"Make another deal? When will you learn?" That is how I came into your family. That is why Belle left here.
"No," the Duke said, hanging his head, ashamed. “No more deals,” he resolved.
Without turning his head to the lesser man, Midas said with a glare in his voice, "You should have mourned Belle when you failed her."
"The deal was struck," the Duke said plaintively.
"When did clerics start making deals?"
Oh. You mean… "I could have handled my daughter’s return better than I did."
"No," Midas said. "You should have done so, and with only relief in your heart. Your prodigal daughter is no longer yours. I am taking custody of my niece. Her fate is my choice."
Midas stared at him. "You have robbed her of her voice by your acquiescence. Shall I silence you with a finger?" He did not wait to hear the answer.
King Midas reached down, gingerly touching the discoloration on Belle’s neck. "Peace," he promised her.
Belle’s eyes snapped open. She leaped out of bed - and darted to the window before anyone could stop her.
Calmly, Midas looked at the window, raised his bared hand, and pointed at the Belle-made hole. One of his servants - a woman - ran after Belle, exiting the window in the same way.
She dropped like a candle from the tower top to the reeds at the tower’s foot. The river’s tide took away her still form.
Her family waited for an attack - from the ogres, from Rumplestiltskin - but none came. They continued to wait in fear.
The Evil Queen felt the air in the room, letting the magical trail lead her up to the topmost part of the Duke’s tower. She knew of only one thing in any kingdom which had magic like this: A snark? the Queen thought with a measure of alarm. Not all of what I sense is from Midas. There are more now?
Thus it was a mixture of emotions that she used to throw open ahead of her the doors to the tower’s topmost room as she demanded, "Where is she?” Fear was one - a fear of spies and assassins, two tasks snarks always did well. And curiosity about what had become of the girl who had captured Rumplestiltskin’s heart - surely she can’t have died so soon.
"As I told you before," the Duke said. "My daughter has passed.”
That much is true. "All the glass in this room has been turned to gold. Why would you do that if you had nothing to hide?"
"My daughter’s uncle is King Midas, whose… eccentricities are to be endured. He left for his castle shortly before you arrived, Queen."
"Rest assured, I’ll have words with him as well," she said while making her way around the room where Belle had been kept once Rumplestiltskin had finished with her. "In the meantime -"
"Majesty, my daughter has died!

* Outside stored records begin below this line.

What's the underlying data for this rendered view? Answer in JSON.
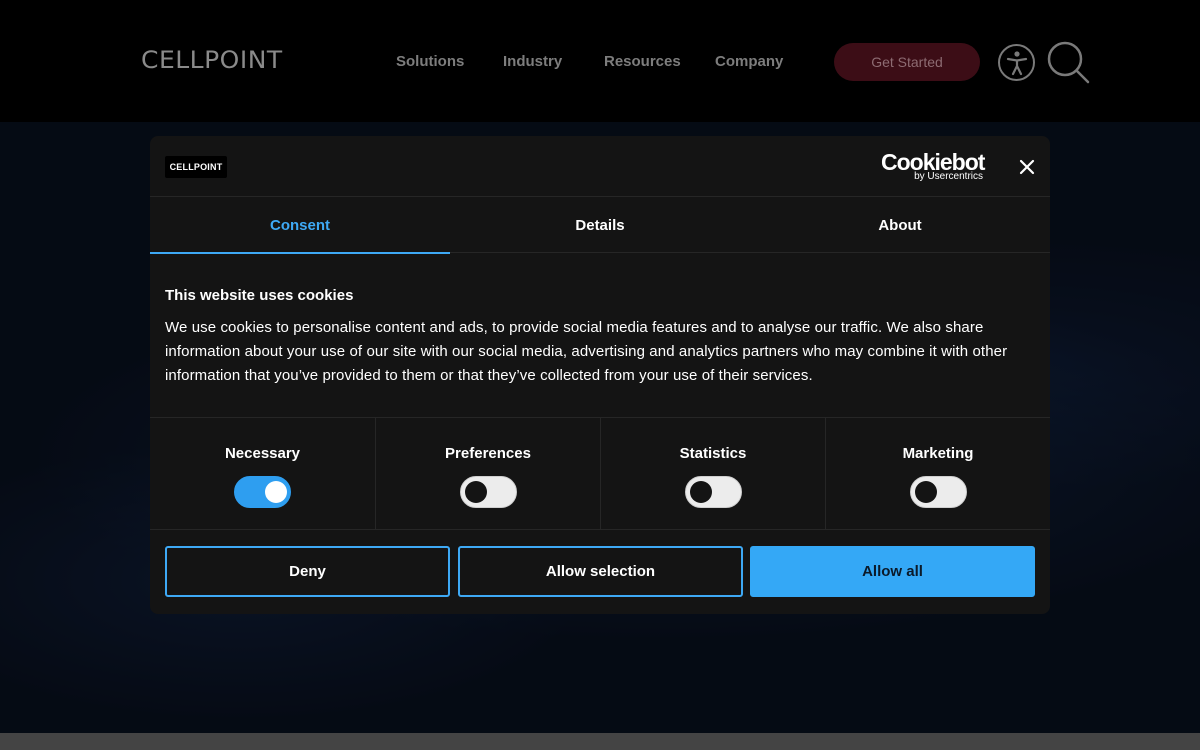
{
  "site": {
    "logo": "CELLPOINT",
    "nav": [
      "Solutions",
      "Industry",
      "Resources",
      "Company"
    ],
    "cta_label": "Get Started",
    "icons": [
      "accessibility-icon",
      "search-icon"
    ]
  },
  "dialog": {
    "brand_logo": "CELLPOINT",
    "provider_name": "Cookiebot",
    "provider_sub": "by Usercentrics",
    "close_icon": "close-icon",
    "tabs": [
      {
        "label": "Consent",
        "active": true
      },
      {
        "label": "Details",
        "active": false
      },
      {
        "label": "About",
        "active": false
      }
    ],
    "title": "This website uses cookies",
    "body": "We use cookies to personalise content and ads, to provide social media features and to analyse our traffic. We also share information about your use of our site with our social media, advertising and analytics partners who may combine it with other information that you’ve provided to them or that they’ve collected from your use of their services.",
    "categories": [
      {
        "label": "Necessary",
        "checked": true
      },
      {
        "label": "Preferences",
        "checked": false
      },
      {
        "label": "Statistics",
        "checked": false
      },
      {
        "label": "Marketing",
        "checked": false
      }
    ],
    "buttons": {
      "deny": "Deny",
      "allow_selection": "Allow selection",
      "allow_all": "Allow all"
    }
  },
  "colors": {
    "accent": "#34a8f6",
    "dialog_bg": "#141414",
    "cta_bg": "#3c0d16"
  }
}
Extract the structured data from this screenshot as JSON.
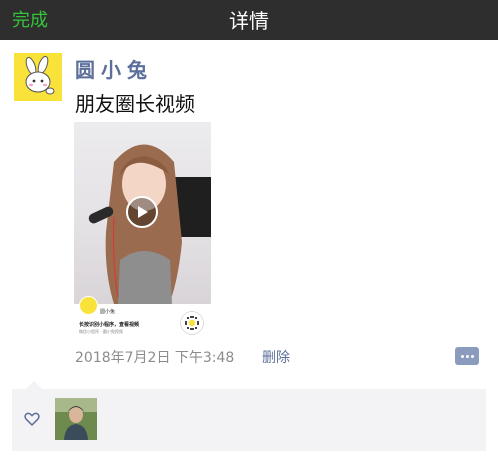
{
  "navbar": {
    "done_label": "完成",
    "title": "详情"
  },
  "post": {
    "username": "圆小兔",
    "text": "朋友圈长视频",
    "card": {
      "name": "圆小兔",
      "line1": "长按识别小程序，查看视频",
      "line2": "微信小程序 · 圆小兔视频"
    },
    "timestamp": "2018年7月2日 下午3:48",
    "delete_label": "删除"
  },
  "colors": {
    "navbar": "#2e2e2e",
    "done": "#35c43a",
    "link": "#5c6f9a",
    "avatar_bg": "#f9e33b",
    "likes_bg": "#f3f3f5"
  },
  "icons": {
    "like": "heart-outline-icon",
    "comment": "comment-more-icon",
    "play": "play-icon"
  }
}
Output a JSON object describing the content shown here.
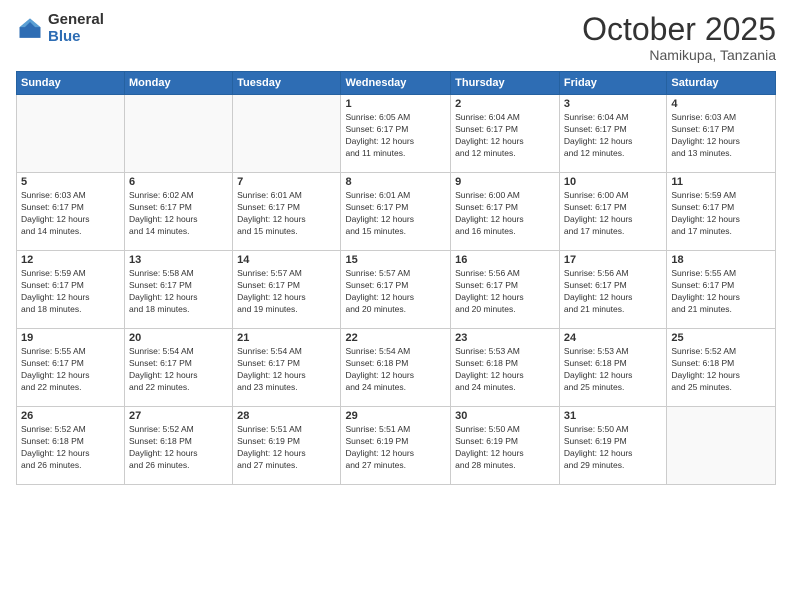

Might you grant I and my household the same grace you yourself might expect, had you been so unfortunate as to lose a child?" the Duke asked, fully expecting to be struck dead for that.
"As it happens, I do understand that degree of loss," the Queen said. "Very well. Once your time of mourning has passed, you will answer whatever is put to you," she said, looking at the window which her sense told her a young woman had recently crashed through.